The foundation and members of the FDNY’s soccer team have traveled the globe as goodwill ambassadors since the September 11th attacks. Kanovsky said his proudest moment was a visit to the Landshtul Army Hospital in Germany, a place where wounded American soldiers are transported after enduring injuries in the Afghan and Iraq wars.
“To hear the stories of the brave soldiers and the difficult lives they must lead makes you realize how fortunate we are to live in this country,” said Kanovsky. “To know that we are keeping Sergio’s memory alive with each person we touch brings me some comfort knowing that he and the others that died that day did not die in vain.”
There are still many other places Kanovsky and his friends would like to visit.
“We would love to travel to Argentina and conduct a clinic with Boca Juniors and tell Sergio’s story to the citizens of Argentina,” said Kanovsky.
Villanueva will also be remembered on September 24th when the Fire Department of New York takes on the NYPD at Red Bull Arena after New York takes on the Portland Timbers. First contested two years ago, the game was won in 2009 by the FDNY. The NYPD won last year’s game.
“For 90 minutes it is a heated rivalry,” Brosi said. “Prior to the game and after the game we are very good friends. More importantly though, it is about the good we are able to do, the money we are able to raise, and the message we are allowed to share through the sport of soccer.”
In the meantime, Villanueva’s friends and former teammates continue to mourn his death and remember his heroism in many ways. Kanovsky said the Firefighter Sergio Villanueva Memorial Garden at the Hofstra University Soccer Stadium “is a peaceful place that I return to frequently.” The memorial is located some 30 miles east of the World Trade Center on New York’s Long Island.

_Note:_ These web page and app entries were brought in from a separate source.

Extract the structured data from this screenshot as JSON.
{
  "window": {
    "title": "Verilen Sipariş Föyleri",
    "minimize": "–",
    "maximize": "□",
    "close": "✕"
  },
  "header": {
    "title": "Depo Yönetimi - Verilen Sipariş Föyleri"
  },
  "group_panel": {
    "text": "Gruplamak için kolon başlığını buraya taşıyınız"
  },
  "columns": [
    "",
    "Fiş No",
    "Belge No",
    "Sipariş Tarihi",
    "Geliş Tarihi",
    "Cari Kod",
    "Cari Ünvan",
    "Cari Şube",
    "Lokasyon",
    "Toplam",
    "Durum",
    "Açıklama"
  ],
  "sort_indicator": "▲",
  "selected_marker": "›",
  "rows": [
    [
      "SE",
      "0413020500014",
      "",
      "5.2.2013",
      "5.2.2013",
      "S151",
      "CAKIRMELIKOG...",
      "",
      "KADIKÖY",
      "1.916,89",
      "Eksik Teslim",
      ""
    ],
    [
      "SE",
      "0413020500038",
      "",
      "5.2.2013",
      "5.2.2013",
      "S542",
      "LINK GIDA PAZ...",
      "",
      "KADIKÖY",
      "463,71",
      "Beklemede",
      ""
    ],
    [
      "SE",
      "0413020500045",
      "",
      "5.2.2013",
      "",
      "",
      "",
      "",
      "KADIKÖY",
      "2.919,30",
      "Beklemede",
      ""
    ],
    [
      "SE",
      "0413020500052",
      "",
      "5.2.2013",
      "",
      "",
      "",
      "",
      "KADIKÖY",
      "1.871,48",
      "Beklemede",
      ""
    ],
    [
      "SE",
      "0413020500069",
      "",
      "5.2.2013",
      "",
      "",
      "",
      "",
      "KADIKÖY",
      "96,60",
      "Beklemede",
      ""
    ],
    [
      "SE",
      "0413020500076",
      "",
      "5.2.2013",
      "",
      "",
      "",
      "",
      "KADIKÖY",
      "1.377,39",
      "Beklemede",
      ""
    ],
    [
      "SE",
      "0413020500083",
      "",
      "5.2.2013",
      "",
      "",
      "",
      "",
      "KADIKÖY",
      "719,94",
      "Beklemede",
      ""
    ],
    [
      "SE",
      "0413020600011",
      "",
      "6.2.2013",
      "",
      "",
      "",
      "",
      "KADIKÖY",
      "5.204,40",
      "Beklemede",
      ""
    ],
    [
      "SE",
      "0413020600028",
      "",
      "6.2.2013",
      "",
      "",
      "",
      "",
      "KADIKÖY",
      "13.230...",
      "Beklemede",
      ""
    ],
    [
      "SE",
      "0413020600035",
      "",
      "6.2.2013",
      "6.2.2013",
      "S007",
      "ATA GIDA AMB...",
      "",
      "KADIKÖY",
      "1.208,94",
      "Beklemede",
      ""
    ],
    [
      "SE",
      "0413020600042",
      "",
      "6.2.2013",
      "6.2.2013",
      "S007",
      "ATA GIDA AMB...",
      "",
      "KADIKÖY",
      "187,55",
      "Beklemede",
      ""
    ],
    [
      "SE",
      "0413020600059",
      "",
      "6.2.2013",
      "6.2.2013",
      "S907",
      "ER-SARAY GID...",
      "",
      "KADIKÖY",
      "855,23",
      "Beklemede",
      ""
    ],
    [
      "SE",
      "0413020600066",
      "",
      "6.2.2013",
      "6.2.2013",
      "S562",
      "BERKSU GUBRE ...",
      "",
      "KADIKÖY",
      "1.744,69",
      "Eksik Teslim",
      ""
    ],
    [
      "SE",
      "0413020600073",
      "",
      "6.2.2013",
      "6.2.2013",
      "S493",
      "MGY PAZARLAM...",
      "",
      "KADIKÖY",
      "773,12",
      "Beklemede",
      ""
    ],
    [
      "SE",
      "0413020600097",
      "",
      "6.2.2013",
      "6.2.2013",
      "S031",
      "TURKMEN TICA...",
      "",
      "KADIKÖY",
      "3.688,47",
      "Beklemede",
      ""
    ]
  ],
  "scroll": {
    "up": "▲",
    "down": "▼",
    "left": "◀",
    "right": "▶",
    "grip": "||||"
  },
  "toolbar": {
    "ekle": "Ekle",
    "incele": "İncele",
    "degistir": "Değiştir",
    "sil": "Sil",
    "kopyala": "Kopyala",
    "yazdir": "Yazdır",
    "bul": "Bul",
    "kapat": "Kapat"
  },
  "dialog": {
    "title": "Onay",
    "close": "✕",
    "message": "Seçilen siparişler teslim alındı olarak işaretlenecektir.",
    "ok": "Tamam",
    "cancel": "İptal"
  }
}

“Each year, I talk to both the men and women’s Hofstra University soccer teams and tell them of the heroic actions of Sergio and his fellow firefighters and our experiences during 9/11,” he added. “It is my hope that these talks touch at least two or three of these student-athletes and makes a difference in their lives.”
More from Clemente Lisi: